Yes, electroplating makes it possible to increase the hardness and strength of a metallic item so as to ascertain its strength in that it does not easily wear out.
What is the negative impact of electroplating?
The main negative impact coming from the process of electroplating is the probable damages that can be inflicted on the environment due to its poisonous chemicals used. It is also the cause of serious health hazards faced by the workers in the absence of proper safety measures.
Is electroplating rust proof?
Electroplating can impart rust resistance to the metal surface, especially when plating processes involve the use of metals like chromium or zinc. However, it does not render the metal entirely rust-proof under all conditions.
Does electroplating cause rusting?
Electroplating itself doesn’t cause rusting, instead it is usually used to prevent rust. But, in case if the plating is damaged and reveals the underlying metal, that metal can possibly rust out.
Which metal Cannot be electroplated?
Most of these metals are common metals that can be electroplated without any challenge, but the likes of aluminium may prove a little bit problematic. Aluminium forms an oxide layer when it reacts with air, and this may interfere with the action of electroplating.
How long does electroplating last?
Some of the factors on which the durability of electroplating depend include the type of metal used in plating, thickness of the plating, environment under which the plated article is kept and its use. With proper care, electroplated coatings can last many years.
Is electroplating expensive?
The type of metal, parts to be plated, their size and complexity determine the expense involved with the process of electroplating.Certain types of plating, such as gold or platinum plating, can be quite expensive.
What is the strongest metal for electroplating?
Hard chromium is commonly employed in the electroplating of applications requiring the utmost strength regarding resistance as well as durability. However, the ‘strength’ for the metal of elecroplating also depends on the application coupled with its requirements.
Can Aluminium be electroplated?Yes, aluminum can be electro-plated but needs the special process because the aluminum forms by nature an oxide layer when subject to the air. So first this oxide layer must be removed to let the plating.
Can you electroplate two different metals?
Yes it is possible to plate two different metals. This is often done in the process called multi-layer or duplex electroplating where first plate the substrate and after that the second one is coated.
Can you electroplate stainless steel?
Yes, metals like gold, silver or nickel can be electroplated on stainless steel to enhance the aesthetic appeal of an object or even to provide a greater resistance to corrosion.
Can magnets be electroplated?
Yes, magnets can be electroplated. This is often performed to provide additional protection against corrosion or for improving the surface properties of the magnet.

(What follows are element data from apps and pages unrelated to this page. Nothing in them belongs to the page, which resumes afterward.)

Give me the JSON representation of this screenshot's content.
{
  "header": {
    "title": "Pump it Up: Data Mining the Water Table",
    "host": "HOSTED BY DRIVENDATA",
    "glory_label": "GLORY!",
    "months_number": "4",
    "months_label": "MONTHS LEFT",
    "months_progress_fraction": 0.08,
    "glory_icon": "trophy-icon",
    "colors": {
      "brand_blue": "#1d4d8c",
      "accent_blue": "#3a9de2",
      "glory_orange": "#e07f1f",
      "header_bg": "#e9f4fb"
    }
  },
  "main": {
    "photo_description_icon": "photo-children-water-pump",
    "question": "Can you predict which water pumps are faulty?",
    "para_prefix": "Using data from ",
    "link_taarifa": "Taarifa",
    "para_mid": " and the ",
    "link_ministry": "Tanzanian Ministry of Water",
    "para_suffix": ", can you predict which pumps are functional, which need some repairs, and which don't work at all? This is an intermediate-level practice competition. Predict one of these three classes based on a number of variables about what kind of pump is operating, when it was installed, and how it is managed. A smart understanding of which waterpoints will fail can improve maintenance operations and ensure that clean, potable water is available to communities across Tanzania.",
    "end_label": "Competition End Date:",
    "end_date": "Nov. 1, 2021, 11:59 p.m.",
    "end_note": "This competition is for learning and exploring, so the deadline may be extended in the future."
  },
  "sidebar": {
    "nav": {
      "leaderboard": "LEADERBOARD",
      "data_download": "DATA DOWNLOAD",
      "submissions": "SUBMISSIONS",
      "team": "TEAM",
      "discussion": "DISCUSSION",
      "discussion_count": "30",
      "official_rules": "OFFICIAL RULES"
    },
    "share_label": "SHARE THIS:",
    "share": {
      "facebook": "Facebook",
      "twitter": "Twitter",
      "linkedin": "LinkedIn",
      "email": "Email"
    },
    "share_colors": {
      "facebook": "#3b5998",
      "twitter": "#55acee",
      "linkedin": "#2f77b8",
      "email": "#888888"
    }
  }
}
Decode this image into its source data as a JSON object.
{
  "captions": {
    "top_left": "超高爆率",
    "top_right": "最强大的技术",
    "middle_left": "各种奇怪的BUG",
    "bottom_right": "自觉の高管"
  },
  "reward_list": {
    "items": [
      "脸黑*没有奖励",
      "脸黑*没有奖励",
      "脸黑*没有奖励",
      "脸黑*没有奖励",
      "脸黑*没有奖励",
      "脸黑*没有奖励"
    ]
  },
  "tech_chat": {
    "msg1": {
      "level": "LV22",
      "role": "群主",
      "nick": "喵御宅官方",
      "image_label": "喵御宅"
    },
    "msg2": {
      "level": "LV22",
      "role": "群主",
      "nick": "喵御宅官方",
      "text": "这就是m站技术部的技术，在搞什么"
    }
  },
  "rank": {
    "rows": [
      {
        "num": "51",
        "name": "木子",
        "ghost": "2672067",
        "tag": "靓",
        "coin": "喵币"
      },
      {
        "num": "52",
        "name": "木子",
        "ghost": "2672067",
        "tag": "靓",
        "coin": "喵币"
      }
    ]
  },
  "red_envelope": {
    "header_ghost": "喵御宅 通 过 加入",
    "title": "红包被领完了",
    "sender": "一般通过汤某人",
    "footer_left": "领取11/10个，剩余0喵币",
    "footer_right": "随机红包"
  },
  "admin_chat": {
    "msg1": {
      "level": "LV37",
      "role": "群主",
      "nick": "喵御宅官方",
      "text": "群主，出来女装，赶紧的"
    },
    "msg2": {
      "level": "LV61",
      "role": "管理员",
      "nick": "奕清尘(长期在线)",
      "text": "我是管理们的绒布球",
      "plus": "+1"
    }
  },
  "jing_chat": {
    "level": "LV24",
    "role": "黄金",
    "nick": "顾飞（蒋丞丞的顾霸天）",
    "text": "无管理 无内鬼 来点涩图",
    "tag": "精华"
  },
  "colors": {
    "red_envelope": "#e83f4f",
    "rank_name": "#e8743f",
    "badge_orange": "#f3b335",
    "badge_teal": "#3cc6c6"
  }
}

Can you electroplate without electricity?
No, electroplating by definition requires electricity as a means to reduce metal cations and form a coat of that metal on an electrode. Without electricity then, there will be no process as such of electroplating.